▶ **YOUR ASSIGNMENT**
What lines in the records below include the word "time"? Return each one.

▶ **DATA SHOWN**
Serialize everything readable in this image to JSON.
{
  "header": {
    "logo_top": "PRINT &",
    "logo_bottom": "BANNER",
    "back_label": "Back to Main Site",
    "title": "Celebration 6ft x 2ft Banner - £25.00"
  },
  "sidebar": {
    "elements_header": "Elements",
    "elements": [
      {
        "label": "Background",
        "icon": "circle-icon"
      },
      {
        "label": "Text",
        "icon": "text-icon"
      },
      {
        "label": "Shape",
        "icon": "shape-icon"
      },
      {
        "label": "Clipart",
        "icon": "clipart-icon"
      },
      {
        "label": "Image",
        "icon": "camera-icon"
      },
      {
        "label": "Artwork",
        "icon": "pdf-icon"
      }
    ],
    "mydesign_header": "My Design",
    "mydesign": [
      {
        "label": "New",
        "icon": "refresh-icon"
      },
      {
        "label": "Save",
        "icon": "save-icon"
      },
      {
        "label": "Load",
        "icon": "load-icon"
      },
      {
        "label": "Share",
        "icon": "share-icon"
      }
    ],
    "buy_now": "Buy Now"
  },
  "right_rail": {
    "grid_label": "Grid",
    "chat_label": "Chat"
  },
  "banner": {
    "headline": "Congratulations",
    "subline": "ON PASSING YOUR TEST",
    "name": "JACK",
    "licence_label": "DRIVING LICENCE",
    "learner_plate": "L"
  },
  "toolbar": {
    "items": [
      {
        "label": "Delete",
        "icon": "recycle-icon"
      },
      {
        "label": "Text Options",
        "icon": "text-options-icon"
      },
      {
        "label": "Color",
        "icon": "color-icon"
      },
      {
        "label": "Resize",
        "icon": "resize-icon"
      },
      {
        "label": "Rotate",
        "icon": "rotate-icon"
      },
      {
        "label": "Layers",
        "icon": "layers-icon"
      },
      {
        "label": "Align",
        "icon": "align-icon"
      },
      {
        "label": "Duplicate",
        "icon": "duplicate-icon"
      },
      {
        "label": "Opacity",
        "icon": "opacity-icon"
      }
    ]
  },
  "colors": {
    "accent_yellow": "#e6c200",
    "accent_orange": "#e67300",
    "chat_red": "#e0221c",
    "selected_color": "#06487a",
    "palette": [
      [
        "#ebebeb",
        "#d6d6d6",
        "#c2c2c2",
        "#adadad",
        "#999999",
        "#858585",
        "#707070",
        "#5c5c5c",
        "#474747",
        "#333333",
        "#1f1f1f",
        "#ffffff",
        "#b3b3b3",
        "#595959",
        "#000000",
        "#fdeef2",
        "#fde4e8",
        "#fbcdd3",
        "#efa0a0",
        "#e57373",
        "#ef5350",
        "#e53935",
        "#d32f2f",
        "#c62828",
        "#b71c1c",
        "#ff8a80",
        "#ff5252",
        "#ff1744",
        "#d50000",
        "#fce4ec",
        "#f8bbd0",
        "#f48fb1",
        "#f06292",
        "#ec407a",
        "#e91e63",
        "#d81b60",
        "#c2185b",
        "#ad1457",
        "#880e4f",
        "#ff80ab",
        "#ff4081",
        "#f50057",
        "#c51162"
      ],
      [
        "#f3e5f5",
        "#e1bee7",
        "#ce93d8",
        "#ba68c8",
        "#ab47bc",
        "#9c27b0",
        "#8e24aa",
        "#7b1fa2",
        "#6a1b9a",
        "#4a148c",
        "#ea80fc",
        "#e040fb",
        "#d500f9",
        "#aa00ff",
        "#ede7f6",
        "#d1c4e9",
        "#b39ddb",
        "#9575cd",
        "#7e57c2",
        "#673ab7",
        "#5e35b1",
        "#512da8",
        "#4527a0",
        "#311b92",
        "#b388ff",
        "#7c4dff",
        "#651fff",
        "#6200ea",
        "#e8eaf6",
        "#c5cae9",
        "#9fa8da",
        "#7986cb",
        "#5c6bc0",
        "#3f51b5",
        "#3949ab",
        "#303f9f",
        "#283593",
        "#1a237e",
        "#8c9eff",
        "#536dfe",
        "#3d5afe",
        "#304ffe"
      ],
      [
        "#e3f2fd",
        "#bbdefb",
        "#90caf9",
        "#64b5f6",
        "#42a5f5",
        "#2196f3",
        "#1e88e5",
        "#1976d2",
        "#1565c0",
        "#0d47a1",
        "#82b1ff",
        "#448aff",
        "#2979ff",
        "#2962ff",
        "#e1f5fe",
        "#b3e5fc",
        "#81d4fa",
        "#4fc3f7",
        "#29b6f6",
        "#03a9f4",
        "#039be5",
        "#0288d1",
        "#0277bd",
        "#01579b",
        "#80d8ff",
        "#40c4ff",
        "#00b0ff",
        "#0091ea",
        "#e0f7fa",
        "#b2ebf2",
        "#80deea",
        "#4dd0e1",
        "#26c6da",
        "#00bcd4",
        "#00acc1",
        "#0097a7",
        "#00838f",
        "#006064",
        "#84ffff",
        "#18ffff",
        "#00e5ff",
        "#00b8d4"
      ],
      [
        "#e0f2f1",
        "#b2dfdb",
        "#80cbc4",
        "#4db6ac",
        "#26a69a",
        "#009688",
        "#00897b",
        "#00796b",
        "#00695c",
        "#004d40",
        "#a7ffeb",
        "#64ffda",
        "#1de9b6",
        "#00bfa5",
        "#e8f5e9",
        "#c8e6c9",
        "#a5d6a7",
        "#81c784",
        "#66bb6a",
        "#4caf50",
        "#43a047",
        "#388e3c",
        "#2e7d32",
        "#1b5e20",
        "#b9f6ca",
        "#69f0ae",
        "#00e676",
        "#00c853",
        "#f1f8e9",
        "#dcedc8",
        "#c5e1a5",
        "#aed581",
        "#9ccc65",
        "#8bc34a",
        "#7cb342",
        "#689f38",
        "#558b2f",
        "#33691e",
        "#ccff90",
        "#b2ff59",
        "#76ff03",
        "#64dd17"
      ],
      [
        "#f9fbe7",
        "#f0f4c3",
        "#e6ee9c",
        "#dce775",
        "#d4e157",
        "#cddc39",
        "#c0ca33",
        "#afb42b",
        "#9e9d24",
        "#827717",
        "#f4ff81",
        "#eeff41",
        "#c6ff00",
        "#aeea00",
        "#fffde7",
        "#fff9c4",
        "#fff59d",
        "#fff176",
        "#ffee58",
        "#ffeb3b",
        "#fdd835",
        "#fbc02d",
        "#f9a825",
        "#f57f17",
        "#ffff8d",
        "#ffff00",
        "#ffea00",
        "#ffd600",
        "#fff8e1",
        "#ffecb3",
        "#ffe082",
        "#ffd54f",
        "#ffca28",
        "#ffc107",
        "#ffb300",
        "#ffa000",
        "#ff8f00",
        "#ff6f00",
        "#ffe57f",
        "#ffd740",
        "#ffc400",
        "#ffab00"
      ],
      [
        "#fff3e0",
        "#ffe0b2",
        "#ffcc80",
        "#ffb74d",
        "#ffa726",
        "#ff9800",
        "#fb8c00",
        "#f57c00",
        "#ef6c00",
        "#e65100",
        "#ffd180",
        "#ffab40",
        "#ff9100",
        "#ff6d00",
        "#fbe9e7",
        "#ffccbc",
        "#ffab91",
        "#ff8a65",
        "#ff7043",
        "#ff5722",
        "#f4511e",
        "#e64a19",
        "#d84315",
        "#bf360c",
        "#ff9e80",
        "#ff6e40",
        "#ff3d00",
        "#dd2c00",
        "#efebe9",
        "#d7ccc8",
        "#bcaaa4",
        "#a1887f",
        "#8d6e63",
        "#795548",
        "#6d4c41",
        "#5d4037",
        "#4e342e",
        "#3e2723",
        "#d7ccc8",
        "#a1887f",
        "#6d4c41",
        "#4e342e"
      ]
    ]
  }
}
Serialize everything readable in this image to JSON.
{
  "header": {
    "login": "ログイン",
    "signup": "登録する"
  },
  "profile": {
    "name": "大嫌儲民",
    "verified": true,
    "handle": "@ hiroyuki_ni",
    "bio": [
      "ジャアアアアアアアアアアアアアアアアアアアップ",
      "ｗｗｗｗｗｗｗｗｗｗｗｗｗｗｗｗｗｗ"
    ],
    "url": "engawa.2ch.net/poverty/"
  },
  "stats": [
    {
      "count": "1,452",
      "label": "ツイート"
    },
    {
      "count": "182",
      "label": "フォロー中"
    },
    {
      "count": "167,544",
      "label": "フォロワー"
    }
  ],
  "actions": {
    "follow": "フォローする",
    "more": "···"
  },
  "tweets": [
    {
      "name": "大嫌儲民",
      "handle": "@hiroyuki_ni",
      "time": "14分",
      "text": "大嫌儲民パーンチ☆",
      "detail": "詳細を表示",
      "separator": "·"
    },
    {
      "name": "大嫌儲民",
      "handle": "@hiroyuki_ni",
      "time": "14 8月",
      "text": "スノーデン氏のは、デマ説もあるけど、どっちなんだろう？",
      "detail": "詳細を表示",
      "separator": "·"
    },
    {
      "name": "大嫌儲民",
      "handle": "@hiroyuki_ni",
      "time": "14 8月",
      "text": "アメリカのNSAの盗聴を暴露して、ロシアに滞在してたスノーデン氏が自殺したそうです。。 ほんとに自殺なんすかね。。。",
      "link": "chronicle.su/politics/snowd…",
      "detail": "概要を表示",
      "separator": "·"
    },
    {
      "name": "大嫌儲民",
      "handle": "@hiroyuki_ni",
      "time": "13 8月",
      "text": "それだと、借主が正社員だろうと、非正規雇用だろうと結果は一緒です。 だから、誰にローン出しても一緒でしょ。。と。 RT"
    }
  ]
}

▶ **SOLUTION TO THE PROBLEM**
      "time": "14分",
      "time": "14 8月",
      "time": "14 8月",
      "time": "13 8月",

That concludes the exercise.